For the 2010 legislative session in Albany there are two very different stories to tell on environmental policy. One very good, and the other pretty bad.
On the good side, more positive environmental and public health legislation became law than any other year I can recall in 20 years of working on environmental issues.
Some very important bills that were passed and signed into law:
- Pesticide Restrictions at Schools & Daycare Centers
- Smart Growth Infrastructure
- Electronic Waste Recycling
- Ultra low sulfur heating oil requirement
- Net metering fix
- Phosphorus Reduction
- Ban on BPA in products for infants
The major reason for much of this success was the fact that for the first time in many decades one party controlled both houses of the NY State Legislature and the Governor’s office. Much of the gridlock (but not all) that had been a way of life in Albany was eliminated, or at least greatly reduced.
In addition, the DEC has moved to enforce a more than 30 year old law requiring manufacturers to disclose the ingredients and possible health effects of cleaning products.
The bad side has mostly to do with money.
- Funding was cut from the New York State Environmental Protection Fund by almost 40%
- DEC funding was cut almost 14%
- Parks funding cut 15%
- DEC Commissioner Grannis was fired after a his memo detailing the impacts of layoffs off over 200 employees was leaked to the press.
The economic crisis has hit NewYork hard, and cuts have been made in many important programs. Unfortunately, the harm to the environment that occurs when these programs are cut can be substantial, and long lasting, or even permanent.
Some good environmental legislation was stalled as well:
- Amendment to energy conservation construction code to require higher standards and third party verification of new home energy performance.
- Fix of PACE (Property Assessed Clean Energy financing) legislation passed last year, to allow sustainable funding sources for these programs.
The failure of these laws to get passed has more to do with the relatively low priority that environmental and energy legislation often get in Albany. These bills would have benefitted greatly from greater involvement and leadership from the Governor’s office. However, the ongoing budget battle consumed much of the Governor’s and the Legislature’s attention for much of the session.

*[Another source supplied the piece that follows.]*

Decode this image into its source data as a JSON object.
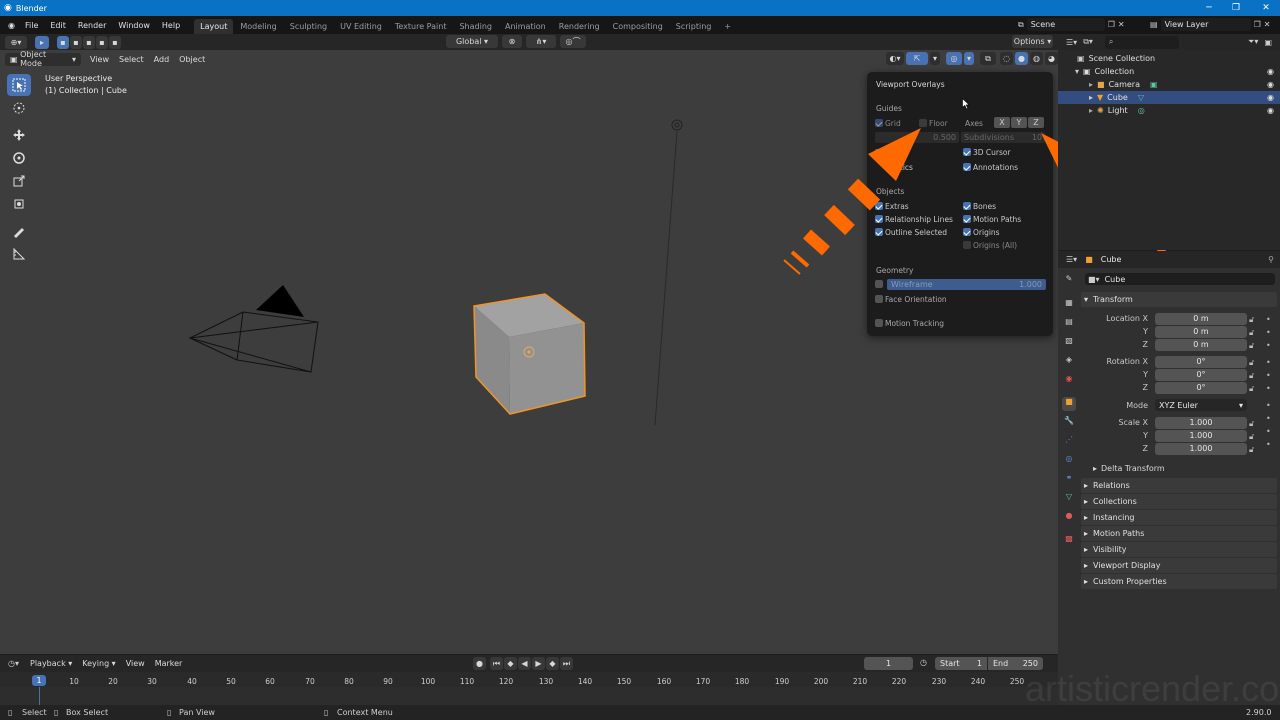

The energy conservation construction code amendment in particular was harmed by a competing bill from the Governor’s office that was advanced very late in the legislative session, and the lack of interest from the Governor’s office in working to reconcile the two bills.
What can we do about it?
- Find out about the environmental positions and record of the candidates running for office.
- Vote for the candidate who’s record and positions match your concern for the environment.
- Let your elected officials know that the environment is important to you, and their performance on those issues influence your vote.
- Help us build an environmental movement on Long Island!